Funding Mechanisms to Incentivize Sustainable and Inclusive Water Provision in Kenya’s Arid Lands

A pupil of Reuben baptist community school demonstrates to Andy who is an Oxfam supporter how to use the Fresh life toilet, Mukuru, Nairobi, Kenya, 2017. Allan Gichigi/Oxfam
Paper publication date: 
Monday, September 3, 2018

This paper explores the hypothesis that funding mechanisms such as outcomes-based funding and upfront investment can help to overcome the risk aversion associated with the high capex costs of solar-powered water pumps (SWPs) and hence begin to catalyse SWP market growth in Kenya. Evidence for the role of SWPs as a reliable source of water in drought periods has been growing since the 2011 drought, one of Kenya’s worst in decades but one during which villages with SWPs set up displayed a self-sufficiency in water supply.

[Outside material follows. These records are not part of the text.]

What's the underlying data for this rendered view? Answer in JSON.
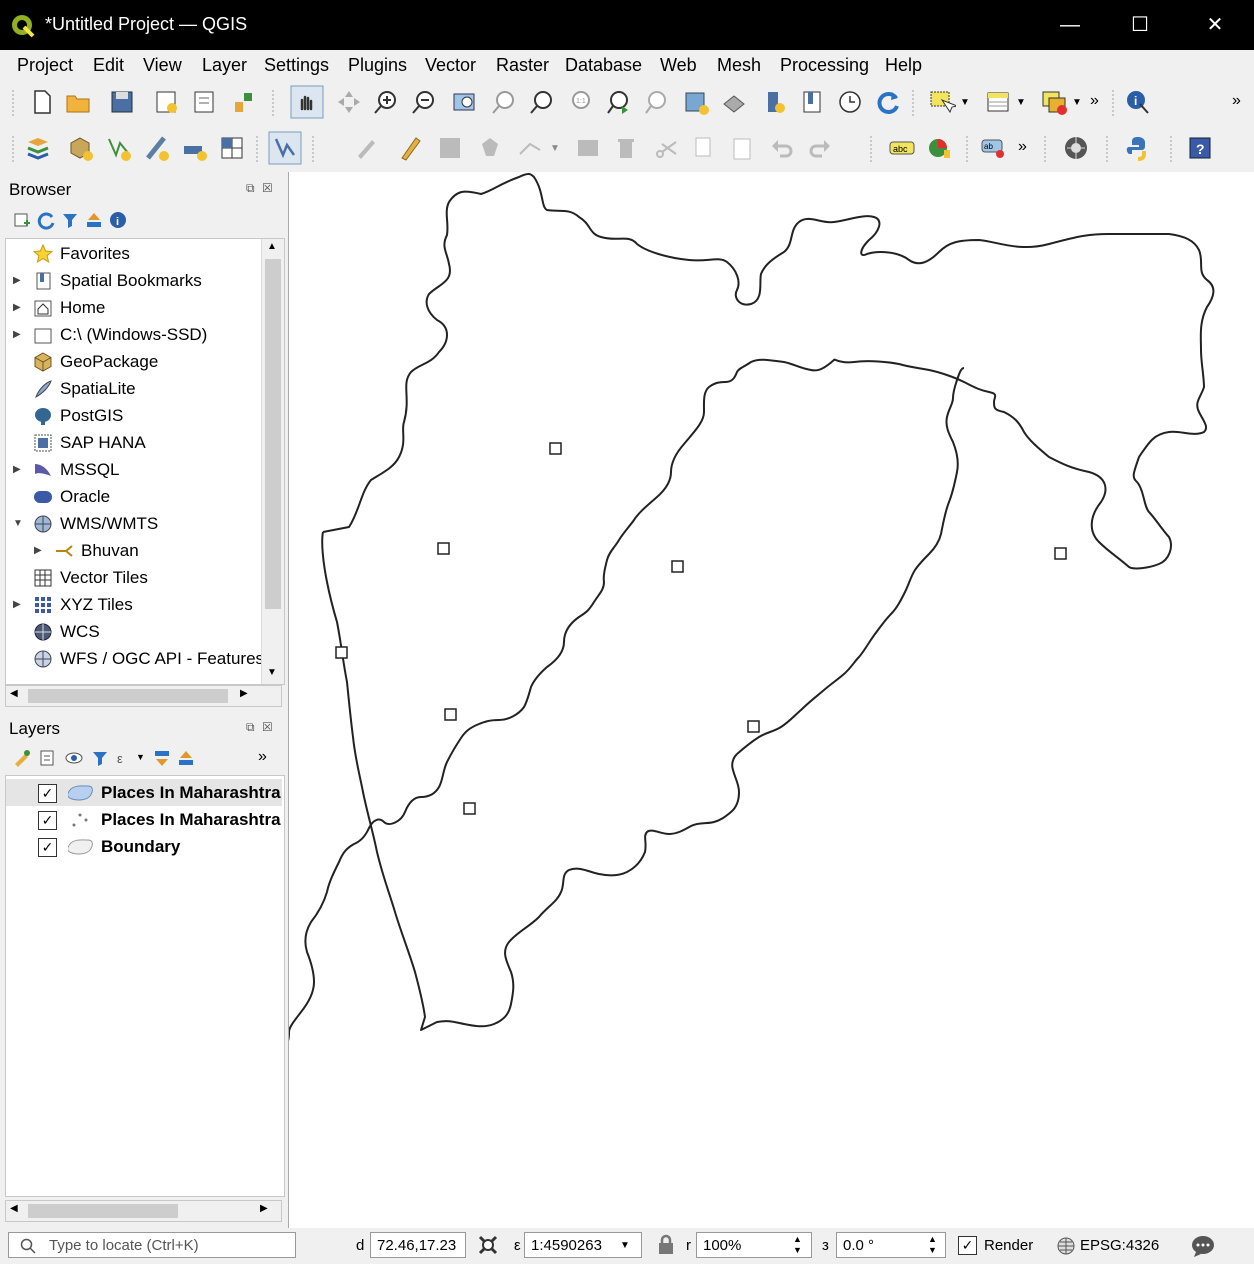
{
  "window": {
    "title": "*Untitled Project — QGIS",
    "minimize": "—",
    "maximize": "☐",
    "close": "✕"
  },
  "menu": [
    "Project",
    "Edit",
    "View",
    "Layer",
    "Settings",
    "Plugins",
    "Vector",
    "Raster",
    "Database",
    "Web",
    "Mesh",
    "Processing",
    "Help"
  ],
  "browser": {
    "title": "Browser",
    "items": [
      {
        "label": "Favorites",
        "icon": "star-icon",
        "expandable": false
      },
      {
        "label": "Spatial Bookmarks",
        "icon": "bookmark-icon",
        "expandable": true
      },
      {
        "label": "Home",
        "icon": "home-folder-icon",
        "expandable": true
      },
      {
        "label": "C:\\ (Windows-SSD)",
        "icon": "drive-folder-icon",
        "expandable": true
      },
      {
        "label": "GeoPackage",
        "icon": "geopackage-icon",
        "expandable": false
      },
      {
        "label": "SpatiaLite",
        "icon": "spatialite-icon",
        "expandable": false
      },
      {
        "label": "PostGIS",
        "icon": "postgis-icon",
        "expandable": false
      },
      {
        "label": "SAP HANA",
        "icon": "sap-hana-icon",
        "expandable": false
      },
      {
        "label": "MSSQL",
        "icon": "mssql-icon",
        "expandable": true
      },
      {
        "label": "Oracle",
        "icon": "oracle-icon",
        "expandable": false
      },
      {
        "label": "WMS/WMTS",
        "icon": "wms-globe-icon",
        "expandable": true,
        "expanded": true
      },
      {
        "label": "Bhuvan",
        "icon": "wms-connection-icon",
        "expandable": true,
        "indent": 1
      },
      {
        "label": "Vector Tiles",
        "icon": "vector-tiles-icon",
        "expandable": false
      },
      {
        "label": "XYZ Tiles",
        "icon": "xyz-tiles-icon",
        "expandable": true
      },
      {
        "label": "WCS",
        "icon": "wcs-globe-icon",
        "expandable": false
      },
      {
        "label": "WFS / OGC API - Features",
        "icon": "wfs-globe-icon",
        "expandable": false
      }
    ]
  },
  "layers": {
    "title": "Layers",
    "items": [
      {
        "label": "Places In Maharashtra",
        "checked": "✓",
        "icon": "polygon-layer-icon",
        "selected": true
      },
      {
        "label": "Places In Maharashtra",
        "checked": "✓",
        "icon": "point-layer-icon",
        "selected": false
      },
      {
        "label": "Boundary",
        "checked": "✓",
        "icon": "polygon-layer-icon",
        "selected": false
      }
    ]
  },
  "status": {
    "locator_placeholder": "Type to locate (Ctrl+K)",
    "coord_label": "d",
    "coordinate": "72.46,17.23",
    "scale_label": "ε",
    "scale": "1:4590263",
    "magnifier_label": "r",
    "magnifier": "100%",
    "rotation_label": "з",
    "rotation": "0.0 °",
    "render_checked": "✓",
    "render_label": "Render",
    "crs": "EPSG:4326"
  },
  "colors": {
    "accent": "#3c8f3c",
    "map_bg": "#ffffff",
    "titlebar": "#000000"
  }
}
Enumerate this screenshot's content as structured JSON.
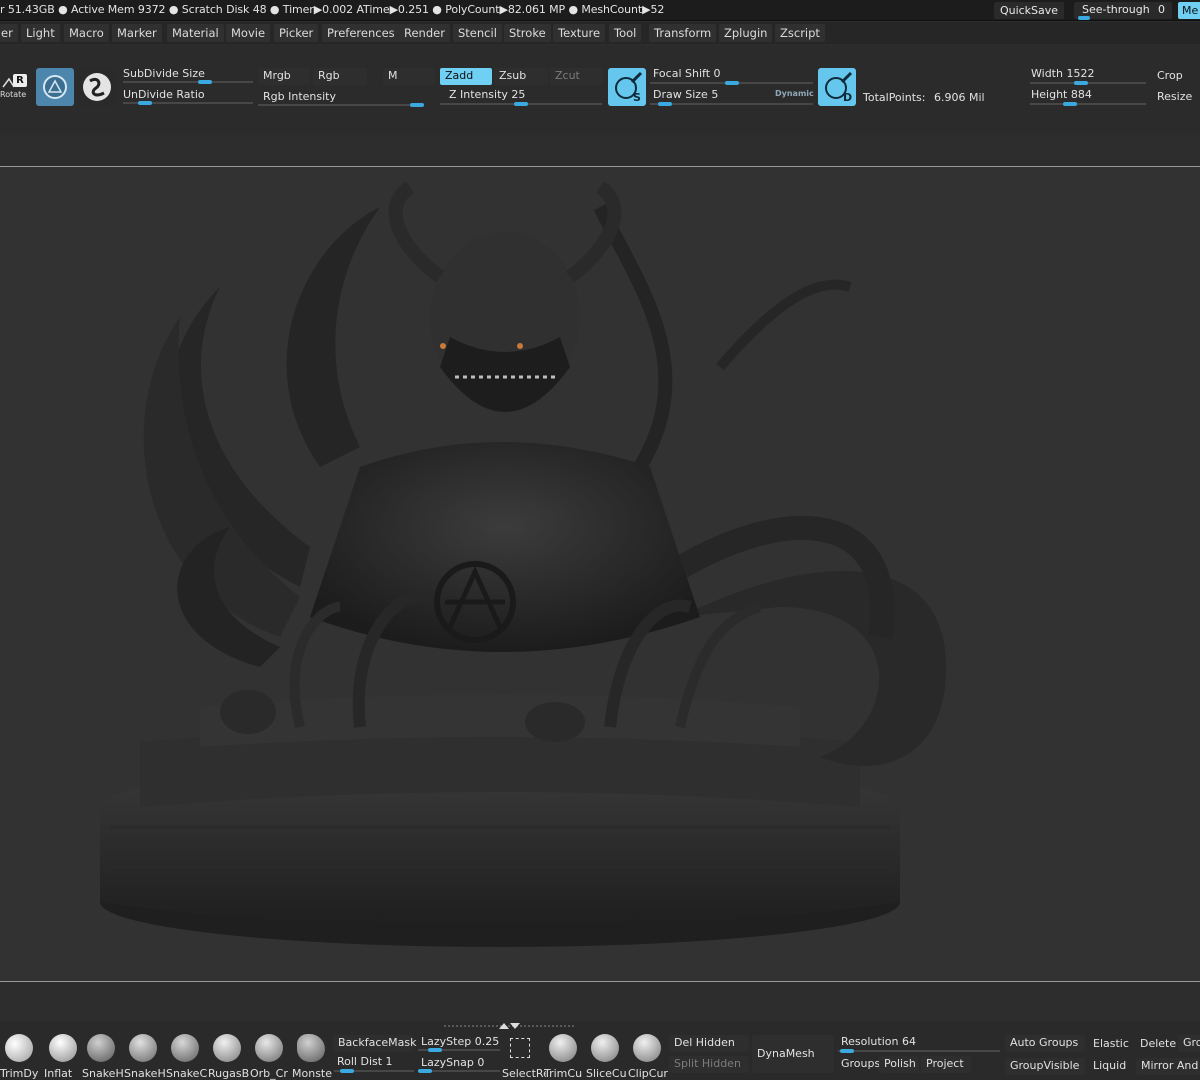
{
  "status_bar": {
    "text": "r 51.43GB ● Active Mem 9372 ● Scratch Disk 48 ●  Timer▶0.002 ATime▶0.251 ● PolyCount▶82.061 MP  ● MeshCount▶52",
    "quicksave": "QuickSave",
    "see_through_label": "See-through",
    "see_through_value": "0",
    "menu_btn": "Me"
  },
  "menus": [
    "er",
    "Light",
    "Macro",
    "Marker",
    "Material",
    "Movie",
    "Picker",
    "Preferences",
    "Render",
    "Stencil",
    "Stroke",
    "Texture",
    "Tool",
    "Transform",
    "Zplugin",
    "Zscript"
  ],
  "shelf": {
    "rotate_label": "Rotate",
    "rotate_key": "R",
    "subdivide_size": "SubDivide Size",
    "undivide_ratio": "UnDivide Ratio",
    "mrgb": "Mrgb",
    "rgb": "Rgb",
    "m": "M",
    "rgb_intensity": "Rgb Intensity",
    "zadd": "Zadd",
    "zsub": "Zsub",
    "zcut": "Zcut",
    "z_intensity_label": "Z Intensity",
    "z_intensity_value": "25",
    "focal_shift_label": "Focal Shift",
    "focal_shift_value": "0",
    "draw_size_label": "Draw Size",
    "draw_size_value": "5",
    "dynamic": "Dynamic",
    "s_key": "S",
    "d_key": "D",
    "total_points_label": "TotalPoints:",
    "total_points_value": "6.906 Mil",
    "width_label": "Width",
    "width_value": "1522",
    "height_label": "Height",
    "height_value": "884",
    "crop": "Crop",
    "resize": "Resize"
  },
  "bottom": {
    "brushes": [
      "TrimDy",
      "Inflat",
      "SnakeH",
      "SnakeH",
      "SnakeC",
      "RugasB",
      "Orb_Cr",
      "Monste"
    ],
    "backface_mask": "BackfaceMask",
    "roll_dist": "Roll Dist 1",
    "lazystep": "LazyStep 0.25",
    "lazysnap": "LazySnap 0",
    "tools": [
      "SelectRe",
      "TrimCu",
      "SliceCu",
      "ClipCur"
    ],
    "del_hidden": "Del Hidden",
    "split_hidden": "Split Hidden",
    "dynamesh": "DynaMesh",
    "resolution": "Resolution 64",
    "groups": "Groups",
    "polish": "Polish",
    "project": "Project",
    "auto_groups": "Auto Groups",
    "group_visible": "GroupVisible",
    "elastic": "Elastic",
    "liquid": "Liquid",
    "delete": "Delete",
    "mirror_and": "Mirror And",
    "grc": "Grc"
  },
  "colors": {
    "accent": "#6fd0f4",
    "slider": "#3aa9e0",
    "canvas": "#323232",
    "panel": "#2b2b2b"
  }
}
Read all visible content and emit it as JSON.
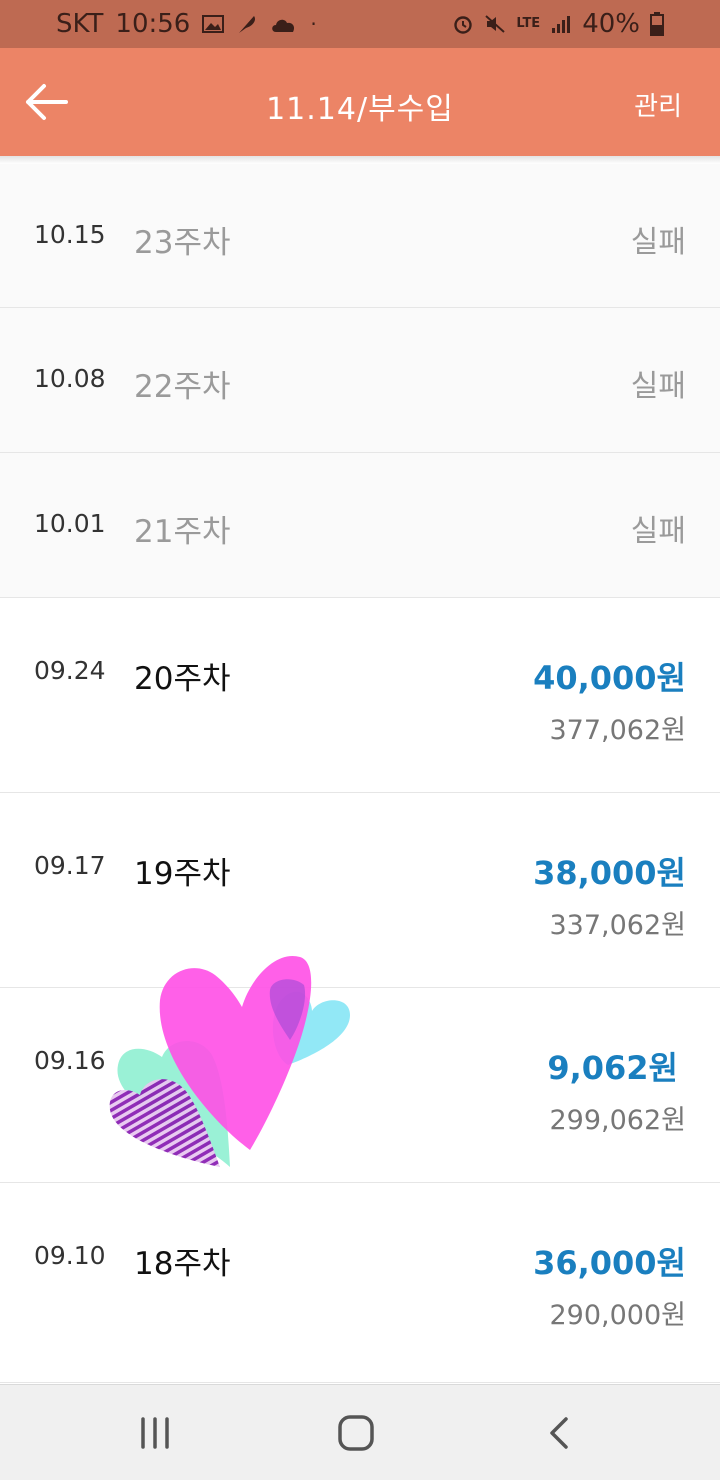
{
  "status_bar": {
    "carrier": "SKT",
    "time": "10:56",
    "network": "LTE",
    "battery": "40%",
    "left_icons": [
      "image-icon",
      "feather-icon",
      "cloud-icon",
      "dot-icon"
    ],
    "right_icons": [
      "alarm-icon",
      "mute-icon",
      "lte-icon",
      "signal-icon",
      "battery-icon"
    ]
  },
  "app_bar": {
    "title": "11.14/부수입",
    "manage_label": "관리",
    "back_icon": "arrow-left-icon"
  },
  "entries": [
    {
      "date": "10.15",
      "week": "23주차",
      "status": "실패"
    },
    {
      "date": "10.08",
      "week": "22주차",
      "status": "실패"
    },
    {
      "date": "10.01",
      "week": "21주차",
      "status": "실패"
    },
    {
      "date": "09.24",
      "week": "20주차",
      "amount": "40,000원",
      "total": "377,062원"
    },
    {
      "date": "09.17",
      "week": "19주차",
      "amount": "38,000원",
      "total": "337,062원"
    },
    {
      "date": "09.16",
      "week": "",
      "amount": "9,062원",
      "total": "299,062원"
    },
    {
      "date": "09.10",
      "week": "18주차",
      "amount": "36,000원",
      "total": "290,000원"
    }
  ],
  "colors": {
    "status_bar": "#be6a52",
    "app_bar": "#ec8466",
    "amount": "#1a7fbf",
    "fail_text": "#9a9a9a"
  },
  "nav_bar": {
    "icons": [
      "recent-apps-icon",
      "home-icon",
      "back-icon"
    ]
  }
}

Despite the superior economics of SWPs in the arid and semi-arid lands (ASALs) of Kenya, investment in this technology has overwhelming been made through NGO grant financing. This can be a hindrance to sustainability – with the handover of systems being the ultimate goal, rather than the finance system or structure set up to manage these systems.

This research paper evaluates under what conditions SWP systems are commercially viable; what is the impact of non-revenue water (NRW) and the level of tariff on commercial viability; and finally, what are the implications of these findings for the optimal funding mix for the development of sustainable SWP systems.

It finds that both tariffs and NRW are key determinants of commercial viability in the long term and that, without addressing some of the underlying issues that hinder adequate revenue collection, the market will continue to face challenges in becoming self-sustaining. The funding process for ongoing maintenance and operations can not only provide the finance to ensure a functional service but can also improve transparency and accountability.

For this reason, in designing a funding mechanism it is necessary to think realistically about the level of support that might be required for the projects led by Water User Associations (WUAs), where revenue collection is likely to be more challenging: for example, considering whether conditions for funding should include capacity building for financial management or grant funding for affordable yet viable water access, as well as the role of technology (e.g. water ATMs, electronic billing systems) in overcoming transparency and revenue challenges.